 Hubble Space Telescope. The mosaic of 78 GEMS tiles overlap with the
central 15 tiles covered by the GOODS (Giavalisco et al 2004) survey.
The redshifts are from the Combo-17 ground-based data (Wolf et al 2004). Figure 5. Individual galaxy page with measuring tool and images in two filters. Figure 2. Tile 57 ground-based image: the low resolution (~ 1.8")
blurs out galaxies After measuring, the student saves the data and goes to the next galaxy. All the data can be downloaded in one file for analysis. Figure 4. Concepts to be used in future activities • Compare images and morphological types • Redshift is a time label that indicates age of the universe when the light left the galaxy • A multi-wavelength view. The two HST filters (v and z) used in the GEMS survey capture light at two different rest-frame wavelengths, and thus • trace different stellar populations (hot blue stars vs. cool red stars) • depict different morphologies (e.g., size, shape, appearance) • allow, in some cases, different Hubble classifications • A given angular size covers different physical sizes at different redshifts. • Piece together how galaxies build up and evolve over eight billion years via mergers and passive aging of stars • The RA/Dec coordinates provide information for retrieving information from on-line sources, for example, from Chandra data • For advanced science major classes, students can perform statistical

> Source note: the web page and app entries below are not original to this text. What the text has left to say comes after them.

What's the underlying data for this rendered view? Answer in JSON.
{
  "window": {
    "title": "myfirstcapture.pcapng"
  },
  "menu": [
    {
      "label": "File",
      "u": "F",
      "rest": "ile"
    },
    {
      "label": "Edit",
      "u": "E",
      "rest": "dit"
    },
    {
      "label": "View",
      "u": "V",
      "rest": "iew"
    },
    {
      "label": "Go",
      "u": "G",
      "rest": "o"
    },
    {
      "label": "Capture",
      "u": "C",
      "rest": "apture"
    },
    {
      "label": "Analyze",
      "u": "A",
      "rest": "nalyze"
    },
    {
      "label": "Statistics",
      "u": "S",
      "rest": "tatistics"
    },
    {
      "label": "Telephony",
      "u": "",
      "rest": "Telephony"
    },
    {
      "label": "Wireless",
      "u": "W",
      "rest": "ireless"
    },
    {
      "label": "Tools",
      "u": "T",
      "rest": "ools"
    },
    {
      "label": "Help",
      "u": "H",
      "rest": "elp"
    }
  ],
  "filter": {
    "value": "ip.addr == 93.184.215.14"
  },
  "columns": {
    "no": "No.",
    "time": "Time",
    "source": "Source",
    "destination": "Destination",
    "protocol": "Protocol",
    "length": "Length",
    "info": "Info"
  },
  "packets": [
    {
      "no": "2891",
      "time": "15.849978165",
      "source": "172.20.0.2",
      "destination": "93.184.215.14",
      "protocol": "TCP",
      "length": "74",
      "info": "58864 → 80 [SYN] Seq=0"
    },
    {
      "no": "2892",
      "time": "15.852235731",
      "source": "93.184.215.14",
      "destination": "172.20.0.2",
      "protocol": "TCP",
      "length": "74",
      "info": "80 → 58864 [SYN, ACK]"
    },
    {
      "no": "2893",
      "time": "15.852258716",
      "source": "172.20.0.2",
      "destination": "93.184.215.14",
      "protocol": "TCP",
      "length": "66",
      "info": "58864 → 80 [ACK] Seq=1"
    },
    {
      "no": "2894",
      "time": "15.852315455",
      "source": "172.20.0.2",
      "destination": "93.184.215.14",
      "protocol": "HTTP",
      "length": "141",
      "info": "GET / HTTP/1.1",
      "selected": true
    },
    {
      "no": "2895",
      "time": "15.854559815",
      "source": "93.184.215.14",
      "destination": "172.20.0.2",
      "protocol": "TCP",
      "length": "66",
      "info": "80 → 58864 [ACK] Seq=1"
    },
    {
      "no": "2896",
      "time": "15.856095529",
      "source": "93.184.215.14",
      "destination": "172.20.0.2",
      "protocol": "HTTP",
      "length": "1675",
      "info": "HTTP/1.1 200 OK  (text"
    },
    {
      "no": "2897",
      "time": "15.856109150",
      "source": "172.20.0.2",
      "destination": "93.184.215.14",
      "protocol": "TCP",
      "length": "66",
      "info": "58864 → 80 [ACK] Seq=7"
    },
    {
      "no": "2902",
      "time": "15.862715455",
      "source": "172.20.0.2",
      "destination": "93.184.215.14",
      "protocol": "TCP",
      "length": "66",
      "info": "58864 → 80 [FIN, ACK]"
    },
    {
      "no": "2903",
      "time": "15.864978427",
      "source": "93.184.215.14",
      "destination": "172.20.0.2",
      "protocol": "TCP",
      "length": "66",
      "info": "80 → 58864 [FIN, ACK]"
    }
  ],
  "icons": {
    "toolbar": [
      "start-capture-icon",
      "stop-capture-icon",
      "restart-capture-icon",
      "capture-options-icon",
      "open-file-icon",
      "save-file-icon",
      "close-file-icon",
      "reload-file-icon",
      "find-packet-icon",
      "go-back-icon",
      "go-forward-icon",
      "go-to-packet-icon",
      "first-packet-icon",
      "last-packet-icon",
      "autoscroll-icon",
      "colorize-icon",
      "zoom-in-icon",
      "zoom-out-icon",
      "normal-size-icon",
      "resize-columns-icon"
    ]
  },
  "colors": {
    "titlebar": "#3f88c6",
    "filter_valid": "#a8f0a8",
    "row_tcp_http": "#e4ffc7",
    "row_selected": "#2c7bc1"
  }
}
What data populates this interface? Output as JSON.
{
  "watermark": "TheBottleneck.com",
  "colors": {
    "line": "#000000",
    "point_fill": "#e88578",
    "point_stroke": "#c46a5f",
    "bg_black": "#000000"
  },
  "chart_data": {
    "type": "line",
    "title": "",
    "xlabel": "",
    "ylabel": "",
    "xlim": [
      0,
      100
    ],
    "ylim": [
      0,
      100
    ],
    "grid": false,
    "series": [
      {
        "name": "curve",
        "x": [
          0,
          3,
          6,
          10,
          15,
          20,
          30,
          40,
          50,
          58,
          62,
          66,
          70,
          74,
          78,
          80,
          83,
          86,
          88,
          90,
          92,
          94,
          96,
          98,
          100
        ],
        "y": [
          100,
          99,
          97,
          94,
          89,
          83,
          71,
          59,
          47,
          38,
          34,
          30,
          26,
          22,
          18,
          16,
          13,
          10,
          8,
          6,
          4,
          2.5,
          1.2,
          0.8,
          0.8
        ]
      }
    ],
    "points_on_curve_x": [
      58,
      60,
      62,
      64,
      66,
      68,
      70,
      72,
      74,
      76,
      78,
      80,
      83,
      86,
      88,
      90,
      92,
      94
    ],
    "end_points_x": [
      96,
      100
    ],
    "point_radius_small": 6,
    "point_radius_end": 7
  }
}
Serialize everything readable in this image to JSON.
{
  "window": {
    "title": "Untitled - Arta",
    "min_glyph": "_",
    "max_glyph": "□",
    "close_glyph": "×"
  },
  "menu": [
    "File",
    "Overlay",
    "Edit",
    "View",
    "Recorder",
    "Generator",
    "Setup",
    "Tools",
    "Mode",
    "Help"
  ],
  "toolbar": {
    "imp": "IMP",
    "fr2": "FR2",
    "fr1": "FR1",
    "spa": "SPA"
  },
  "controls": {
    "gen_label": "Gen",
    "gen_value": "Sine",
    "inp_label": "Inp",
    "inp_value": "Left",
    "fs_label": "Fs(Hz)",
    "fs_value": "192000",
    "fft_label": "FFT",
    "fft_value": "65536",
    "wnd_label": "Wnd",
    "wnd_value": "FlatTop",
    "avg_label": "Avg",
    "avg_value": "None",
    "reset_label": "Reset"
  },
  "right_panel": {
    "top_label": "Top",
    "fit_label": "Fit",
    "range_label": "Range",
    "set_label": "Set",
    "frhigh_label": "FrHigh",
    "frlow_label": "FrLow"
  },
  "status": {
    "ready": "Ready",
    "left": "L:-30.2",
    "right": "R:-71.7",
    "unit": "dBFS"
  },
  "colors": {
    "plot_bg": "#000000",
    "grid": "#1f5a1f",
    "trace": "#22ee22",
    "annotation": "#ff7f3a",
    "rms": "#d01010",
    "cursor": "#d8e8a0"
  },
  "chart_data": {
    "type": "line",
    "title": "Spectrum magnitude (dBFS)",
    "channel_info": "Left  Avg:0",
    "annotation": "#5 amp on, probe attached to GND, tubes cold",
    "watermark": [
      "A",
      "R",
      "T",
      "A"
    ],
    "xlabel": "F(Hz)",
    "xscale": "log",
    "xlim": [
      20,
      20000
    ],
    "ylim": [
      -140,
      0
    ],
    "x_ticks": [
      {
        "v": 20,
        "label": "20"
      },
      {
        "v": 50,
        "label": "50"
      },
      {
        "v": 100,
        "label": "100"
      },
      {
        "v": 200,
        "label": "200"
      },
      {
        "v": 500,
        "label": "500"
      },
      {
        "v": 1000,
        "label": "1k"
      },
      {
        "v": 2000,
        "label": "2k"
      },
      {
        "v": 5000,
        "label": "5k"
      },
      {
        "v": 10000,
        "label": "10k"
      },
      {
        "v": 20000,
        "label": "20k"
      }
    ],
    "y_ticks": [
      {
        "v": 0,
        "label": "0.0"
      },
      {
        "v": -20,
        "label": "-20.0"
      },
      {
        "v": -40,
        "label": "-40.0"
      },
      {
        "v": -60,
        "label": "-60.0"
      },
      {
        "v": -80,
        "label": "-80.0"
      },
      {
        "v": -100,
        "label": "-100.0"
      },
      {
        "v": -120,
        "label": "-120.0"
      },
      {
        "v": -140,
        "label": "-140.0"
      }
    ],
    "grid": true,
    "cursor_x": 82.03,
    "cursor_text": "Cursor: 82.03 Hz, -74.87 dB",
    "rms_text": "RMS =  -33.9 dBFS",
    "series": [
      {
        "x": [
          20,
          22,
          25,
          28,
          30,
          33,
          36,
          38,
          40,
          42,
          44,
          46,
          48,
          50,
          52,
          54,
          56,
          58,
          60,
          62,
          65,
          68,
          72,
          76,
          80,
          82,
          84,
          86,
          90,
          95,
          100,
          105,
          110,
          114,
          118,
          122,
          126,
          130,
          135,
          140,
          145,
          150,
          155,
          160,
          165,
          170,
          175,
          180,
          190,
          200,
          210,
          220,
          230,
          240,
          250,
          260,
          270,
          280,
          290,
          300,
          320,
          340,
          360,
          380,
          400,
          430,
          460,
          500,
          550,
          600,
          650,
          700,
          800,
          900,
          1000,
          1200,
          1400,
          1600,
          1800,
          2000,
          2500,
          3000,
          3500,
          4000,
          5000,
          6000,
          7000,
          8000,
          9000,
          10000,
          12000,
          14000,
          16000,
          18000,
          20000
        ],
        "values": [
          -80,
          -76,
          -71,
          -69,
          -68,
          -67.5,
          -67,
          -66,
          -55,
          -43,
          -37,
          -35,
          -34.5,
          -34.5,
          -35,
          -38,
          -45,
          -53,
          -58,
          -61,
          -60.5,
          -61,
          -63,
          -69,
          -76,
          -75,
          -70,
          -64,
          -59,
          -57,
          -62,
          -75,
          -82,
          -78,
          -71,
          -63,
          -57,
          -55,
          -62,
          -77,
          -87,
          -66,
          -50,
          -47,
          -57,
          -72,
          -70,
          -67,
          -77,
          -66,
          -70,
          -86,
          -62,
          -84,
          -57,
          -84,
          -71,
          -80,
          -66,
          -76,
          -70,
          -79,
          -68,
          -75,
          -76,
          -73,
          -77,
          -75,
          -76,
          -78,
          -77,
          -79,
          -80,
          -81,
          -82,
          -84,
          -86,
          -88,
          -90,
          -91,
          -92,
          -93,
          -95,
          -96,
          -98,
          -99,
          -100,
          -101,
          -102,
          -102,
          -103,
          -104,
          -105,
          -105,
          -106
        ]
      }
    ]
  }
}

analyses on ハthe entire dataset of 8300 galaxies using programs in
IDL, C++, or other languages, and use GCET to follow up on the
interesting galaxies they uncover (e.g. the most massive galaxies at
a given epoch) Figure 3: Tile 57 HST image: the superior spatial resolution (0.08")
resolves components of galaxies. See also Figure 4. For further information, go to